Directions for this task =
Pull every line with "chevron" from the data below and copy it.

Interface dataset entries
--- --- ---
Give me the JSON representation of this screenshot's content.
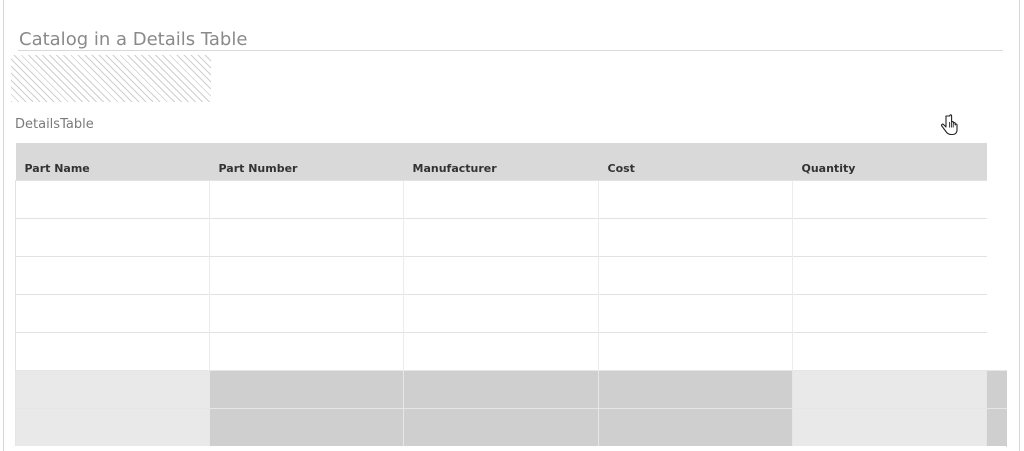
{
  "page": {
    "title": "Catalog in a Details Table"
  },
  "widget": {
    "label": "DetailsTable"
  },
  "table": {
    "columns": [
      "Part Name",
      "Part Number",
      "Manufacturer",
      "Cost",
      "Quantity"
    ],
    "empty_rows": 5,
    "shaded_rows": 2
  },
  "icons": {
    "cursor": "hand-pointer-icon"
  },
  "colors": {
    "header_bg": "#d9d9d9",
    "shaded_cell": "#cfcfcf",
    "shaded_light": "#e9e9e9",
    "title_text": "#8a8a8a"
  }
}
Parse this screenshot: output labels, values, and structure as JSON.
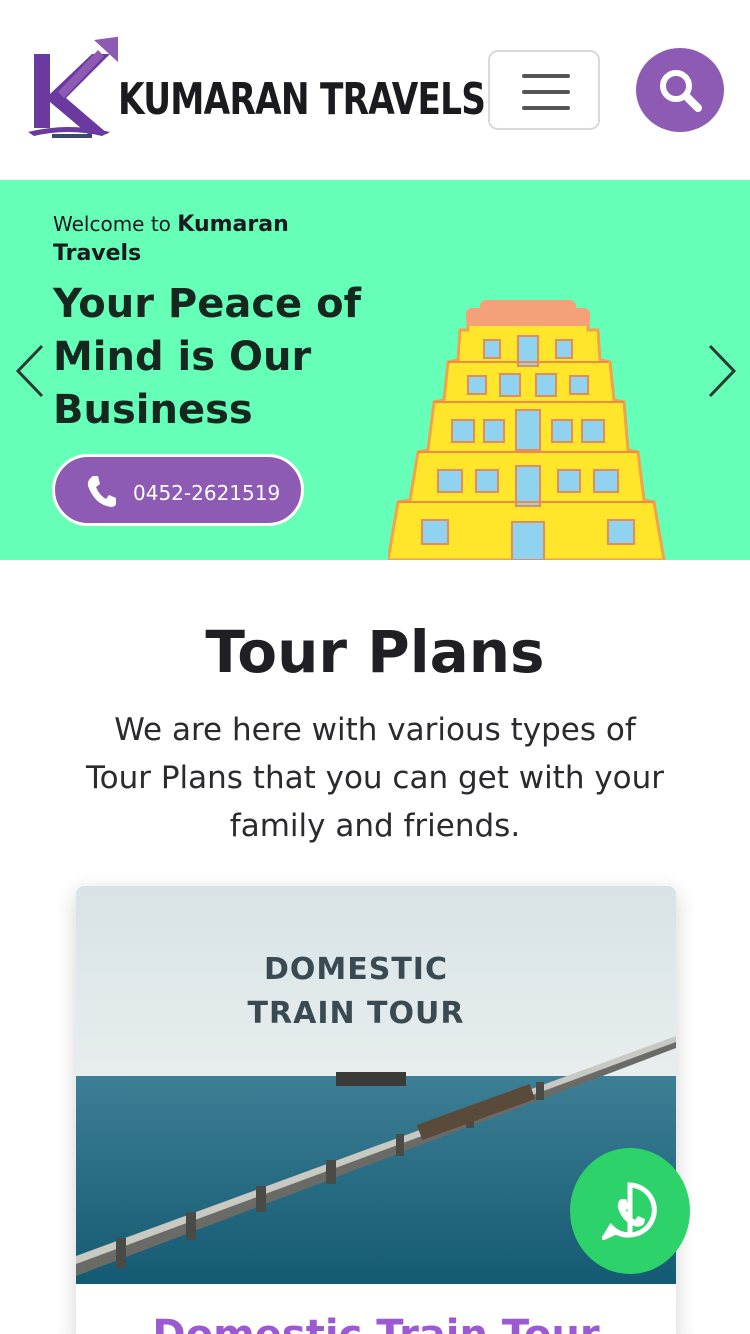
{
  "brand": {
    "name": "KUMARAN TRAVELS"
  },
  "header": {
    "menu_icon": "hamburger-icon",
    "search_icon": "search-icon"
  },
  "hero": {
    "welcome_prefix": "Welcome to",
    "welcome_brand": "Kumaran Travels",
    "headline": "Your Peace of Mind is Our Business",
    "phone": "0452-2621519",
    "prev_icon": "chevron-left-icon",
    "next_icon": "chevron-right-icon",
    "background_color": "#66ffb8"
  },
  "tour_plans": {
    "title": "Tour Plans",
    "subtitle": "We are here with various types of Tour Plans that you can get with your family and friends.",
    "cards": [
      {
        "image_text_line1": "DOMESTIC",
        "image_text_line2": "TRAIN TOUR",
        "title": "Domestic Train Tour"
      }
    ]
  },
  "floating": {
    "whatsapp_icon": "whatsapp-icon"
  },
  "colors": {
    "accent": "#8e5bb4",
    "card_title": "#9b59d3",
    "whatsapp": "#2dd36a"
  }
}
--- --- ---
Output of the task =
    "prev_icon": "chevron-left-icon",
    "next_icon": "chevron-right-icon",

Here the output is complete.